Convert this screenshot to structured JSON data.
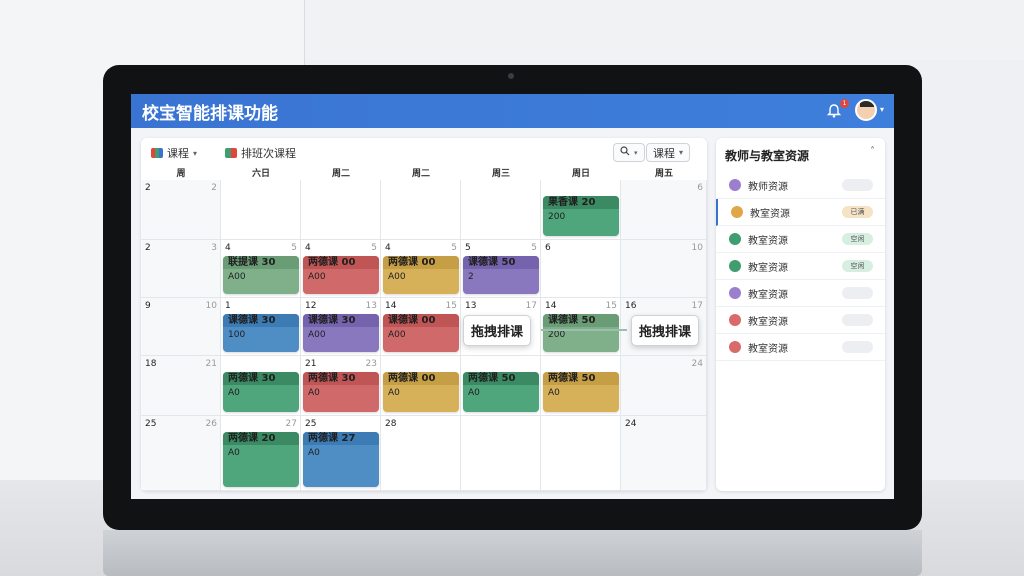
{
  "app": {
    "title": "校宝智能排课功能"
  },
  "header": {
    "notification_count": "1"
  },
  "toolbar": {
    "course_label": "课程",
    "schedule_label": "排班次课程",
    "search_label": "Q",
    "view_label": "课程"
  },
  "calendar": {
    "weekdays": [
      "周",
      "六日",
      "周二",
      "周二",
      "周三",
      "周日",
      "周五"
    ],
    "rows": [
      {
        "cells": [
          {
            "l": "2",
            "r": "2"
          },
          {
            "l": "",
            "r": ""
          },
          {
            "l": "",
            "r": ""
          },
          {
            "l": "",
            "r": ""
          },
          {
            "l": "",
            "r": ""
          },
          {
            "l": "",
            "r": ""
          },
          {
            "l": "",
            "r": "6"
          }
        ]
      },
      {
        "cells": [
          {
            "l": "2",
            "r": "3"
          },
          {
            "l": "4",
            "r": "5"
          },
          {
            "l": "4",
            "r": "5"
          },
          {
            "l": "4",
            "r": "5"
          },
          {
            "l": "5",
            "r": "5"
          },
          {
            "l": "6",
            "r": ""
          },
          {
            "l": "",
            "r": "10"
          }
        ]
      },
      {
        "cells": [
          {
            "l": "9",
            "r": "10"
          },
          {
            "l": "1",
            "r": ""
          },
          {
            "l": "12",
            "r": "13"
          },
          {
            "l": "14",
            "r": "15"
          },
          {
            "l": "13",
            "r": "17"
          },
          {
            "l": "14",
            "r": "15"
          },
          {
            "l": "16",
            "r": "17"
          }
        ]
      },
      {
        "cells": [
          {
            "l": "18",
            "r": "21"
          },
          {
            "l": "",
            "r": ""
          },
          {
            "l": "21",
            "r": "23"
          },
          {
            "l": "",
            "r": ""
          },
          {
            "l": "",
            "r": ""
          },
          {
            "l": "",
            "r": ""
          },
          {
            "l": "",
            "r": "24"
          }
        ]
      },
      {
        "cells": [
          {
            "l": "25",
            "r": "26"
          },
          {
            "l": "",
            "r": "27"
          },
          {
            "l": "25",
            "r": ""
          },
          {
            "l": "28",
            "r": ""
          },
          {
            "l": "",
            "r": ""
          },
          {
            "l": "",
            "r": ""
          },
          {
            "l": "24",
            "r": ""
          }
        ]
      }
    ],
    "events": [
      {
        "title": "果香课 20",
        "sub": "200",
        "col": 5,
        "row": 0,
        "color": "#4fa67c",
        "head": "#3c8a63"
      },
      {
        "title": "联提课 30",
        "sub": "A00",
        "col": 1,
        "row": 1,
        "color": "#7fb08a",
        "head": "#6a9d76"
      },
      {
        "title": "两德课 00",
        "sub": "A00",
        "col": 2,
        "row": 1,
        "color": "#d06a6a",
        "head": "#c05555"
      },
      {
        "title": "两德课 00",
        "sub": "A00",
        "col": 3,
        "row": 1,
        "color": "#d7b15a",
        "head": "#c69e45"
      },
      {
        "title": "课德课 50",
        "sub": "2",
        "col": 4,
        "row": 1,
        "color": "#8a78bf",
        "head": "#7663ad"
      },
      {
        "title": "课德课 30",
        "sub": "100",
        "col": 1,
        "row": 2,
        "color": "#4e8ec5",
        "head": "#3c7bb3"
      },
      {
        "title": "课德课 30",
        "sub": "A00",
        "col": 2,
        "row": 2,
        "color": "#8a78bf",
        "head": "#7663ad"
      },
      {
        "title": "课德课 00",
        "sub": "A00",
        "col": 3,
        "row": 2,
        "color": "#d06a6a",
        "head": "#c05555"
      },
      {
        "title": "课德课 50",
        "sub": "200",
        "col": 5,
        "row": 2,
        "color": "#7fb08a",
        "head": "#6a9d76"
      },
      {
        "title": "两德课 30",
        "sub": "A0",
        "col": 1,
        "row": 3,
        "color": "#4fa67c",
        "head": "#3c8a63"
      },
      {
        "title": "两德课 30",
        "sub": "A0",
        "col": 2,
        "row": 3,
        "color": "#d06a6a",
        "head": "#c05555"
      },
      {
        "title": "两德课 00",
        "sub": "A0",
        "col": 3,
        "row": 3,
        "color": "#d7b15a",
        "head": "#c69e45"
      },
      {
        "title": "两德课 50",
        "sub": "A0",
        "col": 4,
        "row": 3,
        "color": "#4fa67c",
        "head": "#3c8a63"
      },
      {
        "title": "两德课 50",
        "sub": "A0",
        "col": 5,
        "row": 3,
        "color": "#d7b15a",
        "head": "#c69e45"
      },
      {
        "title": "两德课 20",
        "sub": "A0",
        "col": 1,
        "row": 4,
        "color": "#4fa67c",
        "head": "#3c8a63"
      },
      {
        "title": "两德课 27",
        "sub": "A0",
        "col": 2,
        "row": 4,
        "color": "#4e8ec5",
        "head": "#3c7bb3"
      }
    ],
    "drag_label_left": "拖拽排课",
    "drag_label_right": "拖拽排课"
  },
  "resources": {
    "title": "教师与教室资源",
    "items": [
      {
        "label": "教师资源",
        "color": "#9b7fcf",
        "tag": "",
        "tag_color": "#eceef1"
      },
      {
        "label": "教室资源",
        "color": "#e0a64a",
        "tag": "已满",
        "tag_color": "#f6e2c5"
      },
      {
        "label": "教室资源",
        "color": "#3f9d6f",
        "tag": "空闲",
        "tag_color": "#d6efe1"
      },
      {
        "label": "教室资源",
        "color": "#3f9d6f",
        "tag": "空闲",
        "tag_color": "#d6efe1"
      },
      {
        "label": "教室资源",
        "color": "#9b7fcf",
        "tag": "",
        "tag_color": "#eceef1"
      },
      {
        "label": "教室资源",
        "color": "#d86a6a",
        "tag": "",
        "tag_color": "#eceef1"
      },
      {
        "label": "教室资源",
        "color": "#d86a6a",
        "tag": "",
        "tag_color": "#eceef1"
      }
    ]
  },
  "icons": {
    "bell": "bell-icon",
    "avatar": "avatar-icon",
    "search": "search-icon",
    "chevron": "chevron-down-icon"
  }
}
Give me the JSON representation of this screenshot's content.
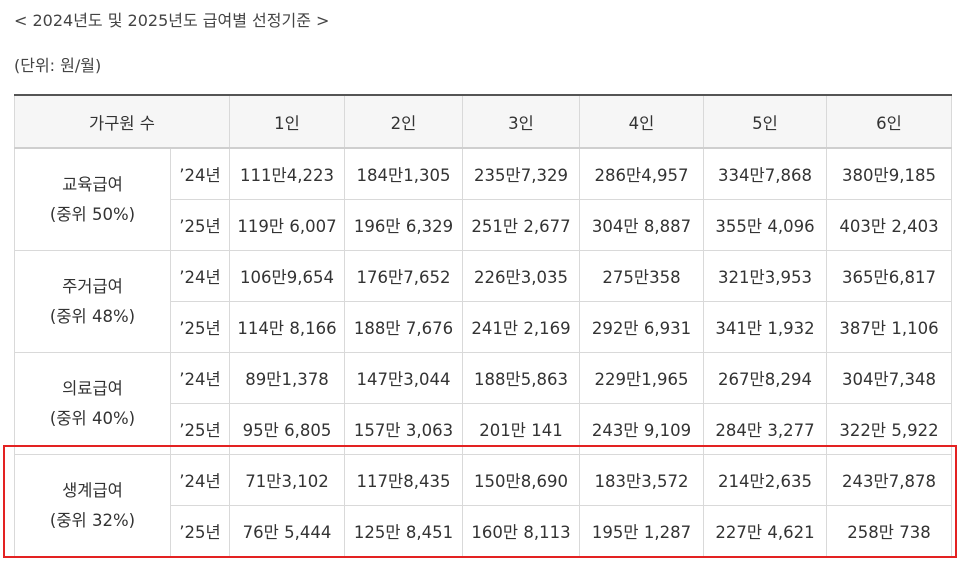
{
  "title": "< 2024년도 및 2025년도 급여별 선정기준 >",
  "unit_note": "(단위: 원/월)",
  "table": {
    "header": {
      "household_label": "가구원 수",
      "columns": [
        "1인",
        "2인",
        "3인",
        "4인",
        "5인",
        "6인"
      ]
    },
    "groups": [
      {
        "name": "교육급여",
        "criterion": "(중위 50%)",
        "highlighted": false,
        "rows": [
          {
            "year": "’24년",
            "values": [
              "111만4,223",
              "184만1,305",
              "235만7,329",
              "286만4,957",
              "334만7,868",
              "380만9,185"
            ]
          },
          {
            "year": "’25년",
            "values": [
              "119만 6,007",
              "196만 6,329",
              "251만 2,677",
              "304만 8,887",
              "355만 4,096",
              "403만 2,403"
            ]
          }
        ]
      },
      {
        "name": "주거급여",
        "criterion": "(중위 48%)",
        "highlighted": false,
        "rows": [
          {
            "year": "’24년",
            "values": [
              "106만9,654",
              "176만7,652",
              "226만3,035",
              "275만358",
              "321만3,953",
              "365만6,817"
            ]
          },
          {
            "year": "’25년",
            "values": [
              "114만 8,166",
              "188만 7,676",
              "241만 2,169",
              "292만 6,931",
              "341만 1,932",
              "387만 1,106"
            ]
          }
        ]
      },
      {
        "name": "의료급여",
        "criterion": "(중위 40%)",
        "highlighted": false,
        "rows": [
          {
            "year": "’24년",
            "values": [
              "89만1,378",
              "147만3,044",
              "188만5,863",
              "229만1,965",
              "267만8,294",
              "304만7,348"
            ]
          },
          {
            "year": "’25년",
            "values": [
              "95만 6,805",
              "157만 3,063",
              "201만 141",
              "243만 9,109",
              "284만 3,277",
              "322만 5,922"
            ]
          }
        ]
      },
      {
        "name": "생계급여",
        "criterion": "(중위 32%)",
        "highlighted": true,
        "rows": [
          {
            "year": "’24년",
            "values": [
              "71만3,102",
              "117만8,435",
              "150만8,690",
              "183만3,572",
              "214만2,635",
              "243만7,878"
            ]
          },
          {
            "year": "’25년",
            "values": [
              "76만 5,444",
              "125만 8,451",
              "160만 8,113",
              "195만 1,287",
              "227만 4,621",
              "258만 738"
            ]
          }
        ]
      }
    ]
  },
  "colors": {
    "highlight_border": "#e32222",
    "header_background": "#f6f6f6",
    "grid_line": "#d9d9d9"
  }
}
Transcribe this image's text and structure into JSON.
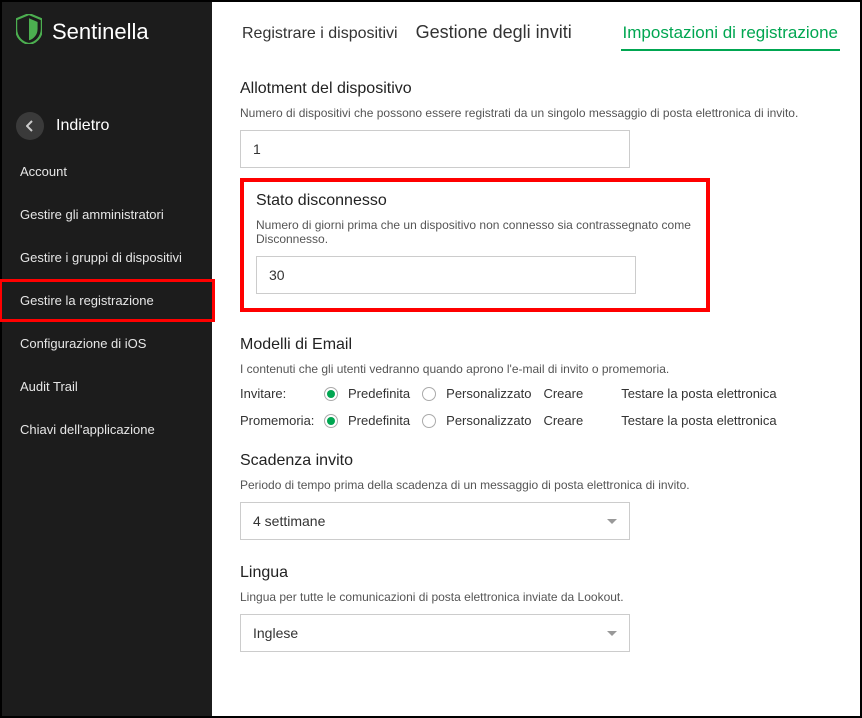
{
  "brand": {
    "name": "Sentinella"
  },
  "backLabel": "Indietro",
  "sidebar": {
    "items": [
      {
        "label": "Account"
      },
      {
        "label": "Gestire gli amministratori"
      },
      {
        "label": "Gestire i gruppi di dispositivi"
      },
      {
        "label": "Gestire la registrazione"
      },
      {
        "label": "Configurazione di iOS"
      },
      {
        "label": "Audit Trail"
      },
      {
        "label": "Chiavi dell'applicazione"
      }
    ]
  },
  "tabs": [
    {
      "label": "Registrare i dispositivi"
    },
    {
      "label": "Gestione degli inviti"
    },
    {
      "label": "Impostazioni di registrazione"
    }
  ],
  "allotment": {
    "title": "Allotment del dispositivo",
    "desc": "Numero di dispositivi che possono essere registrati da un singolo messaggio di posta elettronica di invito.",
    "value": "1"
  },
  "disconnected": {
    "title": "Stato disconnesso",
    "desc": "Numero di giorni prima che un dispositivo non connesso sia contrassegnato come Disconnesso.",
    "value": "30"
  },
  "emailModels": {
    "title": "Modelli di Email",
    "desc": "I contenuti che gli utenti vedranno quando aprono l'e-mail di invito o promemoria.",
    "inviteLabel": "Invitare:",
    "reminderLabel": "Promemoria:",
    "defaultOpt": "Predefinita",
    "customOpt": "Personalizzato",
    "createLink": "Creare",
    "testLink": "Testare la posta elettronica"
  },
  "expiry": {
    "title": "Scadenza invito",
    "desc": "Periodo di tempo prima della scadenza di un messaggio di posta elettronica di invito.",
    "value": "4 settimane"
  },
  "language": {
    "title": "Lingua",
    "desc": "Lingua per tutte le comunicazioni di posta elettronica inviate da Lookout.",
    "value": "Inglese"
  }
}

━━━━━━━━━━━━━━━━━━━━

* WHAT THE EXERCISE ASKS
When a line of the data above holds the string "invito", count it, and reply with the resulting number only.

* FINISHED EXERCISE
4